───── Extracted information

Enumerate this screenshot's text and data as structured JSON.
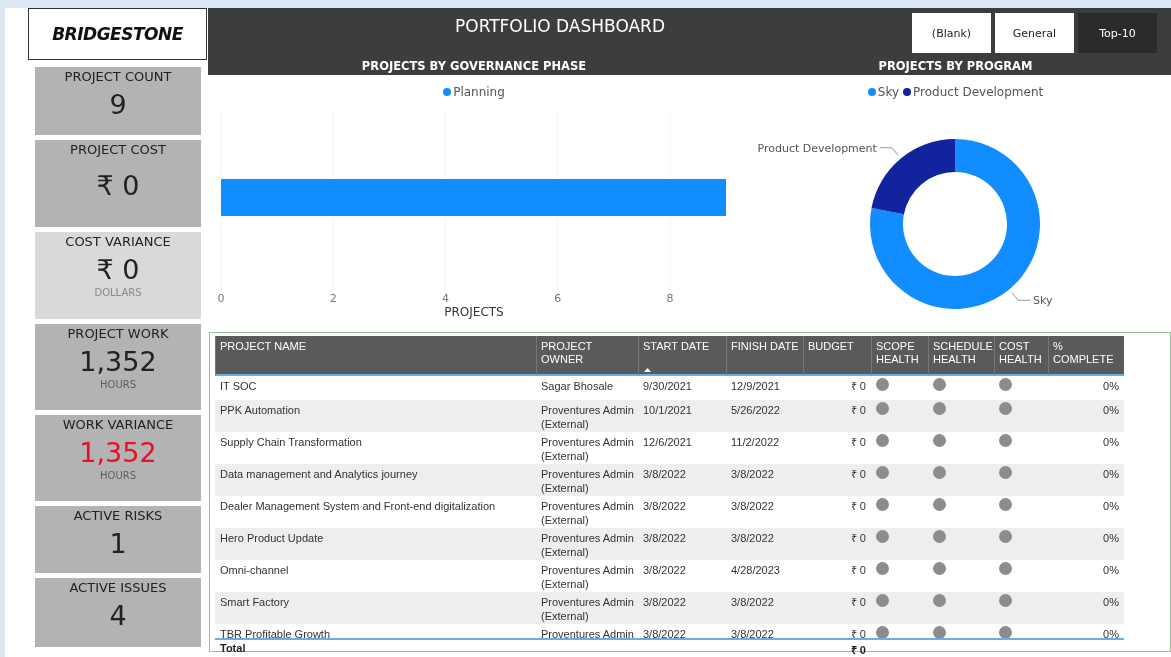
{
  "logo": "BRIDGESTONE",
  "kpis": [
    {
      "title": "PROJECT COUNT",
      "value": "9",
      "highlight": false,
      "dimmed": false
    },
    {
      "title": "PROJECT COST",
      "value": "₹ 0",
      "highlight": false,
      "dimmed": false
    },
    {
      "title": "COST VARIANCE",
      "value": "₹ 0",
      "unit": "DOLLARS",
      "highlight": false,
      "dimmed": true
    },
    {
      "title": "PROJECT WORK",
      "value": "1,352",
      "unit": "HOURS",
      "highlight": false,
      "dimmed": false
    },
    {
      "title": "WORK VARIANCE",
      "value": "1,352",
      "unit": "HOURS",
      "highlight": true,
      "dimmed": false
    },
    {
      "title": "ACTIVE RISKS",
      "value": "1",
      "highlight": false,
      "dimmed": false
    },
    {
      "title": "ACTIVE ISSUES",
      "value": "4",
      "highlight": false,
      "dimmed": false
    }
  ],
  "header": {
    "title": "PORTFOLIO DASHBOARD",
    "filters": [
      {
        "label": "(Blank)",
        "selected": false
      },
      {
        "label": "General",
        "selected": false
      },
      {
        "label": "Top-10",
        "selected": true
      }
    ]
  },
  "charts": [
    {
      "title": "PROJECTS BY GOVERNANCE PHASE",
      "chart_data": {
        "type": "bar",
        "orientation": "horizontal",
        "xlabel": "PROJECTS",
        "grid": true,
        "series": [
          {
            "name": "Planning",
            "color": "#118dff",
            "values": [
              9
            ]
          }
        ],
        "xlim": [
          0,
          9
        ],
        "xticks": [
          0,
          2,
          4,
          6,
          8
        ]
      }
    },
    {
      "title": "PROJECTS BY PROGRAM",
      "chart_data": {
        "type": "donut",
        "categories": [
          "Sky",
          "Product Development"
        ],
        "series": [
          {
            "values": [
              78,
              22
            ]
          }
        ],
        "colors": [
          "#118dff",
          "#12239e"
        ]
      }
    }
  ],
  "table": {
    "columns": [
      {
        "label": "PROJECT NAME",
        "kind": "text",
        "sorted": false
      },
      {
        "label": "PROJECT OWNER",
        "kind": "text",
        "sorted": false
      },
      {
        "label": "START DATE",
        "kind": "text",
        "sorted": true
      },
      {
        "label": "FINISH DATE",
        "kind": "text",
        "sorted": false
      },
      {
        "label": "BUDGET",
        "kind": "number",
        "sorted": false
      },
      {
        "label": "SCOPE HEALTH",
        "kind": "status",
        "sorted": false
      },
      {
        "label": "SCHEDULE HEALTH",
        "kind": "status",
        "sorted": false
      },
      {
        "label": "COST HEALTH",
        "kind": "status",
        "sorted": false
      },
      {
        "label": "% COMPLETE",
        "kind": "number",
        "sorted": false
      }
    ],
    "rows": [
      {
        "cells": [
          [
            "IT SOC"
          ],
          [
            "Sagar Bhosale"
          ],
          [
            "9/30/2021"
          ],
          [
            "12/9/2021"
          ],
          [
            "₹ 0"
          ],
          [],
          [],
          [],
          [
            "0%"
          ]
        ]
      },
      {
        "cells": [
          [
            "PPK Automation"
          ],
          [
            "Proventures Admin",
            "(External)"
          ],
          [
            "10/1/2021"
          ],
          [
            "5/26/2022"
          ],
          [
            "₹ 0"
          ],
          [],
          [],
          [],
          [
            "0%"
          ]
        ]
      },
      {
        "cells": [
          [
            "Supply Chain Transformation"
          ],
          [
            "Proventures Admin",
            "(External)"
          ],
          [
            "12/6/2021"
          ],
          [
            "11/2/2022"
          ],
          [
            "₹ 0"
          ],
          [],
          [],
          [],
          [
            "0%"
          ]
        ]
      },
      {
        "cells": [
          [
            "Data management and Analytics journey"
          ],
          [
            "Proventures Admin",
            "(External)"
          ],
          [
            "3/8/2022"
          ],
          [
            "3/8/2022"
          ],
          [
            "₹ 0"
          ],
          [],
          [],
          [],
          [
            "0%"
          ]
        ]
      },
      {
        "cells": [
          [
            "Dealer Management System and Front-end digitalization"
          ],
          [
            "Proventures Admin",
            "(External)"
          ],
          [
            "3/8/2022"
          ],
          [
            "3/8/2022"
          ],
          [
            "₹ 0"
          ],
          [],
          [],
          [],
          [
            "0%"
          ]
        ]
      },
      {
        "cells": [
          [
            "Hero Product Update"
          ],
          [
            "Proventures Admin",
            "(External)"
          ],
          [
            "3/8/2022"
          ],
          [
            "3/8/2022"
          ],
          [
            "₹ 0"
          ],
          [],
          [],
          [],
          [
            "0%"
          ]
        ]
      },
      {
        "cells": [
          [
            "Omni-channel"
          ],
          [
            "Proventures Admin",
            "(External)"
          ],
          [
            "3/8/2022"
          ],
          [
            "4/28/2023"
          ],
          [
            "₹ 0"
          ],
          [],
          [],
          [],
          [
            "0%"
          ]
        ]
      },
      {
        "cells": [
          [
            "Smart Factory"
          ],
          [
            "Proventures Admin",
            "(External)"
          ],
          [
            "3/8/2022"
          ],
          [
            "3/8/2022"
          ],
          [
            "₹ 0"
          ],
          [],
          [],
          [],
          [
            "0%"
          ]
        ]
      },
      {
        "cells": [
          [
            "TBR Profitable Growth"
          ],
          [
            "Proventures Admin"
          ],
          [
            "3/8/2022"
          ],
          [
            "3/8/2022"
          ],
          [
            "₹ 0"
          ],
          [],
          [],
          [],
          [
            "0%"
          ]
        ]
      }
    ],
    "total": {
      "label": "Total",
      "budget": "₹ 0"
    }
  }
}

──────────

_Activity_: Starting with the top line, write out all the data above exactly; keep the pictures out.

_Response below_:
Enumerate this screenshot's text and data as structured JSON.
{
  "logo": "BRIDGESTONE",
  "kpis": [
    {
      "title": "PROJECT COUNT",
      "value": "9",
      "highlight": false,
      "dimmed": false
    },
    {
      "title": "PROJECT COST",
      "value": "₹ 0",
      "highlight": false,
      "dimmed": false
    },
    {
      "title": "COST VARIANCE",
      "value": "₹ 0",
      "unit": "DOLLARS",
      "highlight": false,
      "dimmed": true
    },
    {
      "title": "PROJECT WORK",
      "value": "1,352",
      "unit": "HOURS",
      "highlight": false,
      "dimmed": false
    },
    {
      "title": "WORK VARIANCE",
      "value": "1,352",
      "unit": "HOURS",
      "highlight": true,
      "dimmed": false
    },
    {
      "title": "ACTIVE RISKS",
      "value": "1",
      "highlight": false,
      "dimmed": false
    },
    {
      "title": "ACTIVE ISSUES",
      "value": "4",
      "highlight": false,
      "dimmed": false
    }
  ],
  "header": {
    "title": "PORTFOLIO DASHBOARD",
    "filters": [
      {
        "label": "(Blank)",
        "selected": false
      },
      {
        "label": "General",
        "selected": false
      },
      {
        "label": "Top-10",
        "selected": true
      }
    ]
  },
  "charts": [
    {
      "title": "PROJECTS BY GOVERNANCE PHASE",
      "chart_data": {
        "type": "bar",
        "orientation": "horizontal",
        "xlabel": "PROJECTS",
        "grid": true,
        "series": [
          {
            "name": "Planning",
            "color": "#118dff",
            "values": [
              9
            ]
          }
        ],
        "xlim": [
          0,
          9
        ],
        "xticks": [
          0,
          2,
          4,
          6,
          8
        ]
      }
    },
    {
      "title": "PROJECTS BY PROGRAM",
      "chart_data": {
        "type": "donut",
        "categories": [
          "Sky",
          "Product Development"
        ],
        "series": [
          {
            "values": [
              78,
              22
            ]
          }
        ],
        "colors": [
          "#118dff",
          "#12239e"
        ]
      }
    }
  ],
  "table": {
    "columns": [
      {
        "label": "PROJECT NAME",
        "kind": "text",
        "sorted": false
      },
      {
        "label": "PROJECT OWNER",
        "kind": "text",
        "sorted": false
      },
      {
        "label": "START DATE",
        "kind": "text",
        "sorted": true
      },
      {
        "label": "FINISH DATE",
        "kind": "text",
        "sorted": false
      },
      {
        "label": "BUDGET",
        "kind": "number",
        "sorted": false
      },
      {
        "label": "SCOPE HEALTH",
        "kind": "status",
        "sorted": false
      },
      {
        "label": "SCHEDULE HEALTH",
        "kind": "status",
        "sorted": false
      },
      {
        "label": "COST HEALTH",
        "kind": "status",
        "sorted": false
      },
      {
        "label": "% COMPLETE",
        "kind": "number",
        "sorted": false
      }
    ],
    "rows": [
      {
        "cells": [
          [
            "IT SOC"
          ],
          [
            "Sagar Bhosale"
          ],
          [
            "9/30/2021"
          ],
          [
            "12/9/2021"
          ],
          [
            "₹ 0"
          ],
          [],
          [],
          [],
          [
            "0%"
          ]
        ]
      },
      {
        "cells": [
          [
            "PPK Automation"
          ],
          [
            "Proventures Admin",
            "(External)"
          ],
          [
            "10/1/2021"
          ],
          [
            "5/26/2022"
          ],
          [
            "₹ 0"
          ],
          [],
          [],
          [],
          [
            "0%"
          ]
        ]
      },
      {
        "cells": [
          [
            "Supply Chain Transformation"
          ],
          [
            "Proventures Admin",
            "(External)"
          ],
          [
            "12/6/2021"
          ],
          [
            "11/2/2022"
          ],
          [
            "₹ 0"
          ],
          [],
          [],
          [],
          [
            "0%"
          ]
        ]
      },
      {
        "cells": [
          [
            "Data management and Analytics journey"
          ],
          [
            "Proventures Admin",
            "(External)"
          ],
          [
            "3/8/2022"
          ],
          [
            "3/8/2022"
          ],
          [
            "₹ 0"
          ],
          [],
          [],
          [],
          [
            "0%"
          ]
        ]
      },
      {
        "cells": [
          [
            "Dealer Management System and Front-end digitalization"
          ],
          [
            "Proventures Admin",
            "(External)"
          ],
          [
            "3/8/2022"
          ],
          [
            "3/8/2022"
          ],
          [
            "₹ 0"
          ],
          [],
          [],
          [],
          [
            "0%"
          ]
        ]
      },
      {
        "cells": [
          [
            "Hero Product Update"
          ],
          [
            "Proventures Admin",
            "(External)"
          ],
          [
            "3/8/2022"
          ],
          [
            "3/8/2022"
          ],
          [
            "₹ 0"
          ],
          [],
          [],
          [],
          [
            "0%"
          ]
        ]
      },
      {
        "cells": [
          [
            "Omni-channel"
          ],
          [
            "Proventures Admin",
            "(External)"
          ],
          [
            "3/8/2022"
          ],
          [
            "4/28/2023"
          ],
          [
            "₹ 0"
          ],
          [],
          [],
          [],
          [
            "0%"
          ]
        ]
      },
      {
        "cells": [
          [
            "Smart Factory"
          ],
          [
            "Proventures Admin",
            "(External)"
          ],
          [
            "3/8/2022"
          ],
          [
            "3/8/2022"
          ],
          [
            "₹ 0"
          ],
          [],
          [],
          [],
          [
            "0%"
          ]
        ]
      },
      {
        "cells": [
          [
            "TBR Profitable Growth"
          ],
          [
            "Proventures Admin"
          ],
          [
            "3/8/2022"
          ],
          [
            "3/8/2022"
          ],
          [
            "₹ 0"
          ],
          [],
          [],
          [],
          [
            "0%"
          ]
        ]
      }
    ],
    "total": {
      "label": "Total",
      "budget": "₹ 0"
    }
  }
}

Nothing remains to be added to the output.